Yeah, everyone knows Batman. And Superman. And Captain America. But what about Blue Bolt? Or Marvelo, Monarch of Magicians? How about Sub-Zero or Spacehawk, Superhuman Enemy of Crime?
After Superman exploded on the scene, the dawn of the comic book in the late 1930s offered a flood of dazzlingly named, strangely attired do-gooders all trying to compete with the Man of Steel's success. No idea was too strange, no gimmick too outlandish. Seventy years on, most of these early comic book stars are forgotten, mouldering away in landfills. Golden age superheroes always looked intriguing to me, whenever I'd see strange titles like Silver Streak Comics and Amazing Mystery Funnies in a magazine. Of course, these old back issues were well out of my price range!
Supermen! The First Wave of Comic Book Heroes 1936-1941 is the book I've been waiting for – a crazed whirlwind tour through the raw badlands of early superheroes, the best and the weirdest of the early days. Gathering a decent sampling of these stories today, if you could even track down the rare original comics, would cost you thousands, but Fantagraphics Books has assembled 20 of these quirky gems into a nicely designed, affordable full-color paperback. It's like a roadmap of alternative history, where you can imagine that a character like Stardust the Super Wizard became a star.
Some of the earliest adventures here are truly rough stuff (such as The Clock, who appears to be a man in a tuxedo wearing a napkin on his face), but given time, the young comics pioneers began to really stretch their wings in stories of sustained invention and oddity. After a few stories that are more of historical value than entertainment, such as a very early effort by Superman creators Siegel and Schuster starring Dr. Mystic, Supermen! opens up into a strange and wonderful ride. Giant robots, werewolves, malevolent gorillas – they're all here.
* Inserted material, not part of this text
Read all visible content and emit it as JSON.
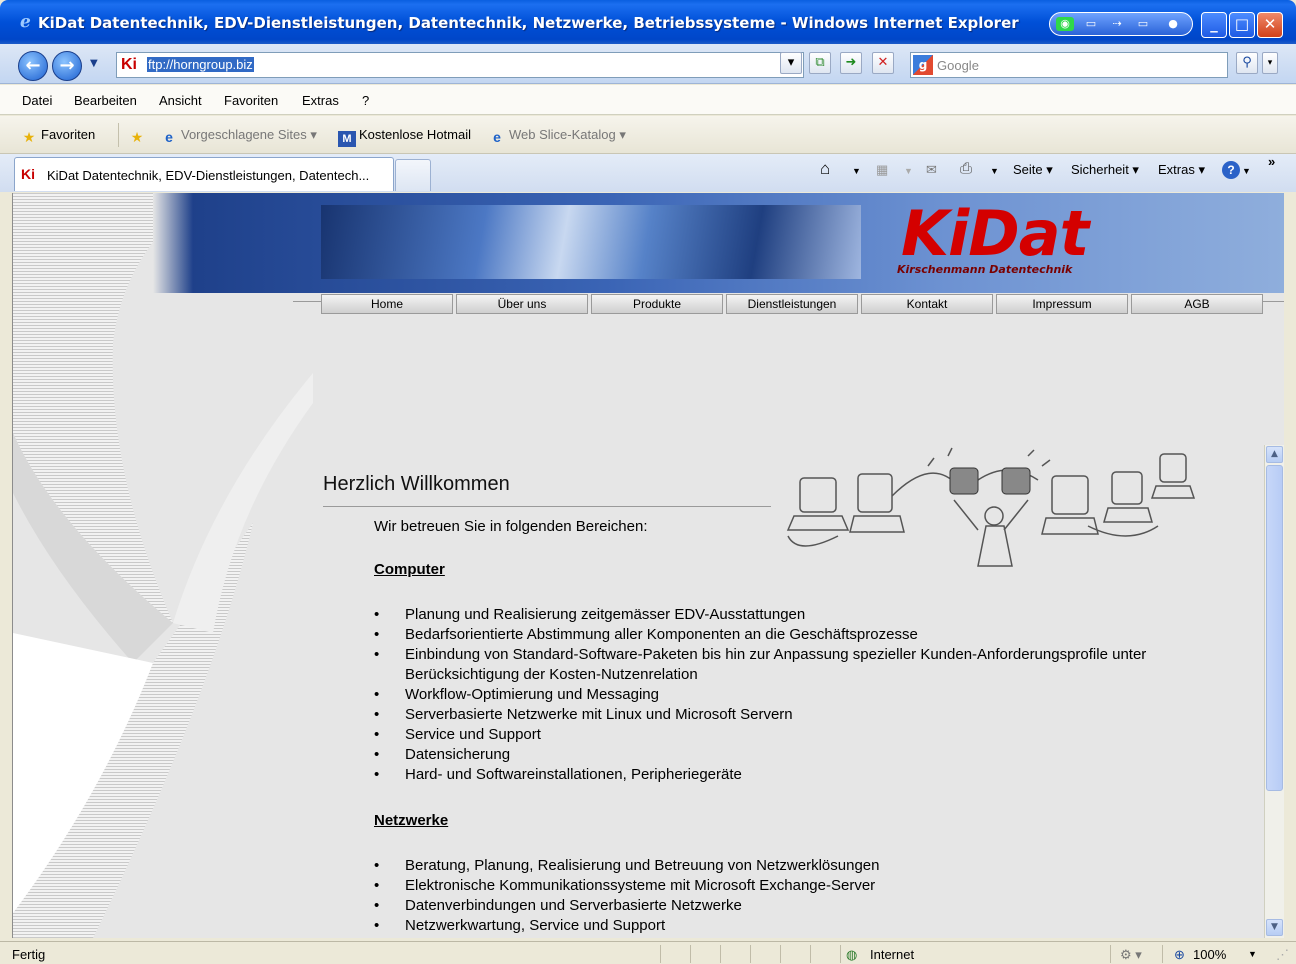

Creators who would go on to more famous work include Jack Kirby, with Cosmic Carson, Will Eisner with Yarko The Great (they really were just picking names out of a hat, weren't they?) and Basil Wolverton with Spacehawk. None of these stories are quite up to their later creations, but they all have strong hints of what was to come. There's a willingness to try anything in this new genre – such as The Face, whose entire gimmick seems to be wearing a creepy Halloween mask.
In his enjoyably hipster introduction to Supermen!, novelist and occasional comics writer Jonathan Lethem lauds these tales for their "defiant disorienting particularity, their blazing strangeness." And yes, there is something kind of creepy and unknown here, some of the imagery nearly as surreal as something out of Salvador Dali (the silent skull-faced primitives battled by The Flame, or the leering countenance of The Comet's archenemy who goes by the subtle name of "Satan"). Men in capes hadn't quite become cliches then.
One of my favorite tales is the whacked out Daredevil Vs. The Yellow Claw saga by Plastic Man creator Jack Cole, whose vivid, rubbery art leaps off the page. This Daredevil isn't the blind superhero of today, but a wisecracking pliable acrobat with a striking red-and-blue costume. The towering, fanged and drooling Oriental villain Yellow Claw is so over-the-top a caricature of "yellow peril" racism it's hard to be offended by it, although some readers might find it a bit rude today. Still, Cole's sheer storytelling energy makes this story as exciting to read now as it was decades ago.
There are two stories by the king of bizarre Fletcher Hanks, whose fever-dream madness almost makes everyone else here look staid and dull by comparison. My only quibble with the inclusion of the Hanks stories is that he's already been the focus of two Fantagraphics books and frankly, it would've been better to give space here to another forgotten creator instead. But you can't top the sheer lunacy of Hanks' stories, such as the one here featuring Stardust battling space vultures that features a startlingly high body count.
Supermen! The First Wave of Comic Book Heroes resurrects a forgotten army of well-meaning, bizarrely named heroes and villains. It's one of the best comic collections of the year. Bring on a sequel!